Today, the role has evolved to include enterprise-level P&L responsibility and even handle strategy, where the person is in charge of designing the growth strategy. When a brand has multiple business units or brands, the chief marketing officer’s role usually ends up having P&L responsibility.
However, as the organization gets bigger, the role is often disaggregated. The CMO’s role is divided into several parts: chief commercialization officer, chief innovation officer, chief analytics officer, and so on.
In the Indian context, if your role is excessively centered on commercialization, it can lead to a mismatch when hired for positions emphasizing strategy and P&L responsibilities. That’s one of the reasons you don’t see CMOs transitioning to business or revenue-centered roles.
When a CMO is hired for a role where they don’t fit in, they flounder and get frustrated.
The Three-year Itch and S Curve at CMO Role
We have all experienced the S Curve; the initial period of any role is usually filled with excitement, but soon, you figure out the ropes of the role.
By the second year into the role, you’re executing well on the plan, but somewhere between the second and third year, you start losing the drive you had initially when you started. Experts refer to this as the S Curve of learning.
It’s a typical trajectory that you see with many roles—in their survey of the top 1,000 U.S. companies, Kon and Ferry discovered that the CMO role had the shortest tenure. At a mere 3.5 years, the CMO role is the riskiest in the C-Suite.
The only way to snap out of this declining S Curve is to either expand your role internally or take on more responsibilities. But when there is a complete mismatch between expectations and reality at your current organization, CMOs have no choice but to leave their existing organizations.

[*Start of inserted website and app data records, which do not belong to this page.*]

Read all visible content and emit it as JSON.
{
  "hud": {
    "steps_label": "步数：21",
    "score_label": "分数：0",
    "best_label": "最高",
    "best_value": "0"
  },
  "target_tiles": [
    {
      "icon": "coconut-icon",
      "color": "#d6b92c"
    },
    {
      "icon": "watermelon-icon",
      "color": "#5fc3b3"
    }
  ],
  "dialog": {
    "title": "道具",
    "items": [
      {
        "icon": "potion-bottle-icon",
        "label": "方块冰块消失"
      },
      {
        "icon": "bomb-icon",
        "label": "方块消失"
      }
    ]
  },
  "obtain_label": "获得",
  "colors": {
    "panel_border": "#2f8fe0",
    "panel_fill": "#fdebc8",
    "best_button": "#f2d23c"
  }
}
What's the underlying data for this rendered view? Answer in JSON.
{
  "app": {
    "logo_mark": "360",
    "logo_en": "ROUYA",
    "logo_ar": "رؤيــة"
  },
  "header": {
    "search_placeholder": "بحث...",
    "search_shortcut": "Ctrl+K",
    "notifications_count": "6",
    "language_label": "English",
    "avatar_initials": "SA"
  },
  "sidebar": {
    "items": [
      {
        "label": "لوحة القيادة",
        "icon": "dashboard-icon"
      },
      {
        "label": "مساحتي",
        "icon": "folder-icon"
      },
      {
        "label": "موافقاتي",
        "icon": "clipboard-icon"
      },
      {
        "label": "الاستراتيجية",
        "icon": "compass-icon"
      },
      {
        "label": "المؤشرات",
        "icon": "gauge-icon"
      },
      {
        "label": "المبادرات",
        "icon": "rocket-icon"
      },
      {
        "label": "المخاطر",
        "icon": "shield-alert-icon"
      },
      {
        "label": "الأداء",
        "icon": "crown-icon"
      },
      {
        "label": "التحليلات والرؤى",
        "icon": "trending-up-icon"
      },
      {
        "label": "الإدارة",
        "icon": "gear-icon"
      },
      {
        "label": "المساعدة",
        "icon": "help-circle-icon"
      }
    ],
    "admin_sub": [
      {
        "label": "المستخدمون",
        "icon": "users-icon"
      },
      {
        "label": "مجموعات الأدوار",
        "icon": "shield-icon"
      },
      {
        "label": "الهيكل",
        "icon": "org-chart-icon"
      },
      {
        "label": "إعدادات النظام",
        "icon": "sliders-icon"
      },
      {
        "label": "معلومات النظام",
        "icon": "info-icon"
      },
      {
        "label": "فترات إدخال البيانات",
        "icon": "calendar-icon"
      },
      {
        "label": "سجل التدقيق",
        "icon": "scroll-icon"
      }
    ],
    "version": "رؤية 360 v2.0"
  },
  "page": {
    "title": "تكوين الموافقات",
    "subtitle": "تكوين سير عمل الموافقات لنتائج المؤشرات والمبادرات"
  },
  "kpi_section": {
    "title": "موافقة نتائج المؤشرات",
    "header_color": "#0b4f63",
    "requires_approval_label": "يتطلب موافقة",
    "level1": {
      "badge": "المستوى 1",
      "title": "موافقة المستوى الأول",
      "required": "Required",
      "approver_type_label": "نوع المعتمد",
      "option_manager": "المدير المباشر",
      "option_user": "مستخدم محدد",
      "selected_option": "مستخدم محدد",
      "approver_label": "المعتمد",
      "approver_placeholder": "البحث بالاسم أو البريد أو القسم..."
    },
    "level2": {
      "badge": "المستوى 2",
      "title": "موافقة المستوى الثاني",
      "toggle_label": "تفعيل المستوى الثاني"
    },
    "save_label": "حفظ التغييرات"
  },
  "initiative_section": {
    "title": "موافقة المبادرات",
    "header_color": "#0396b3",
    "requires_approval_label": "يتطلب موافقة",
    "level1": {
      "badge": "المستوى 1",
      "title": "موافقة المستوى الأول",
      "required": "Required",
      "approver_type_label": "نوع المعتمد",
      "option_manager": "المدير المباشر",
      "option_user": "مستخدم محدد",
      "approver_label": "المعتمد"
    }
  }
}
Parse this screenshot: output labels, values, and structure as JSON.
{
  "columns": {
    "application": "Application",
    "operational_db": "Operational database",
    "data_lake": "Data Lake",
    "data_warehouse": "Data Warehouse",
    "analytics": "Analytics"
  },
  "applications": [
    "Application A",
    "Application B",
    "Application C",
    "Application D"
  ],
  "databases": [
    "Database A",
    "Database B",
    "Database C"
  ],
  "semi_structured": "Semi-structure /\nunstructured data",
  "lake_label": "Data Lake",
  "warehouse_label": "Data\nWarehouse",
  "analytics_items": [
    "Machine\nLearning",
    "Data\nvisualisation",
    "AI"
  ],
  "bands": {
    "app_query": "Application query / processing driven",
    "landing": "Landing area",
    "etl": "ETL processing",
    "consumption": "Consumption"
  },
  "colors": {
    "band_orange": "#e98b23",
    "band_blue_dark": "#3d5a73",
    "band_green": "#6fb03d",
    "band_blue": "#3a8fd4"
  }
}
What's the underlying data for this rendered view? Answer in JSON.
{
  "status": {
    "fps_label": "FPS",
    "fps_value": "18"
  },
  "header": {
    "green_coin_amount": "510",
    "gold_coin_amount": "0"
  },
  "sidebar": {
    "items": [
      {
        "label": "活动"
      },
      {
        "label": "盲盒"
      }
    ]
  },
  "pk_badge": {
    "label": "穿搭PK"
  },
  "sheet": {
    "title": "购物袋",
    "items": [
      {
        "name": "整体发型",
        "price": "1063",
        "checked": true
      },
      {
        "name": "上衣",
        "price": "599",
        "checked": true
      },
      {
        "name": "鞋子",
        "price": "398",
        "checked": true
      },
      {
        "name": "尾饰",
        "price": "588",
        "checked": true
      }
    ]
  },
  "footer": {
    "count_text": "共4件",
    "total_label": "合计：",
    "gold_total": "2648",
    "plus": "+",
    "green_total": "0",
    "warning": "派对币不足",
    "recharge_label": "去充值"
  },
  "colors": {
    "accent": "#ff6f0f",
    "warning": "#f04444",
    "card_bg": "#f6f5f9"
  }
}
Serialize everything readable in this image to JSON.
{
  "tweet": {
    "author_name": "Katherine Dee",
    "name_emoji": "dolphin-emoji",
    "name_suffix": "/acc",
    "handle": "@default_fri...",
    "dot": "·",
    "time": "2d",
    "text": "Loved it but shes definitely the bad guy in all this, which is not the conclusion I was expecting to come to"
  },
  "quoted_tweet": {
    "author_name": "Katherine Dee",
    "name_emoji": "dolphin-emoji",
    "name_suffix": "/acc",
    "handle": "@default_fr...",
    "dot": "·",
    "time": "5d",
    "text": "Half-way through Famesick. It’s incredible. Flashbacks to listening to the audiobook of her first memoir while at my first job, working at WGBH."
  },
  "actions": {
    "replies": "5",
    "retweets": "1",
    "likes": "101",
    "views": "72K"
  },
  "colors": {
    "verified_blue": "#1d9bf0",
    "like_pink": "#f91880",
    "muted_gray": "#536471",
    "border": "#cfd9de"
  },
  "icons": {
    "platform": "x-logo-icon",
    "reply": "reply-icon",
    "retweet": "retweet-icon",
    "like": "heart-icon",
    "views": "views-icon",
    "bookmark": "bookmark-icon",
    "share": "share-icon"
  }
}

The only way to reverse this trend is for the founder or the executive team to place more trust in the CMO position. Don’t treat marketing as a cost center but as a revenue enabler. When you make marketing responsible for strategy and P&L, they function with more accountability.
They don’t merely see themselves as a cog in the wheel but as an integral part of the machinery.